Unlike the modern trunk roads that circle indecisively around the town centre, Station Road takes the traveller direct to his goal. On the town map, the centre is immediately apparent for here not only are the streets greater in number and shorter in length but they twist and turn and wind irregularly, each curve and corner produced by some factor of local history and not, as in the case of the suburbs, by an abstract decision made on a planning board. The street names, too, tell the same story, for each describes a locality – the Buttermarket – or a trade – Weavers’ Row. They curve and twist and wind, these central streets and alleys and lanes, debouching into a central space. That space might be a formal square like the great Tuesday market of King’s Lynn, or simply a widening of the road that passes through the town, like the High Street of Marlborough. But it is a major focal point – perhaps the only one if the town is small or if, centuries ago, the lord of the manor was able to grab the lucrative monopoly of market rights.

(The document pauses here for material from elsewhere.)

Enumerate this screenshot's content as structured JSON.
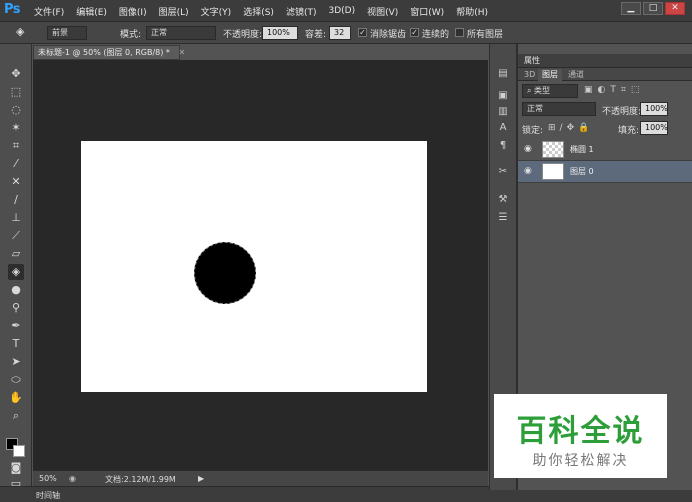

At eye level and above, the face of the buildings in and around the central square or high street will be clad in their traditional materials – stone or brick or timber. From eye level to ground level the twentieth century makes its characteristic impact in the form of plate glass and standardized plastic fascia. Mostly these have been perpetrated by the great national and international chains which have taken over more and more retail outlets, ousting the small local trader each with his distinctive shop front and imposing their own strident but monotonous images. Rarely do they contribute anything to the street scene. The branch of Woolworth’s in Ludlow, however, still had its splendid thirties fascia of scarlet and gold – a period piece – and a disconcerting reminder that this generation’s monstrosity may well be next generation’s cherished heritage.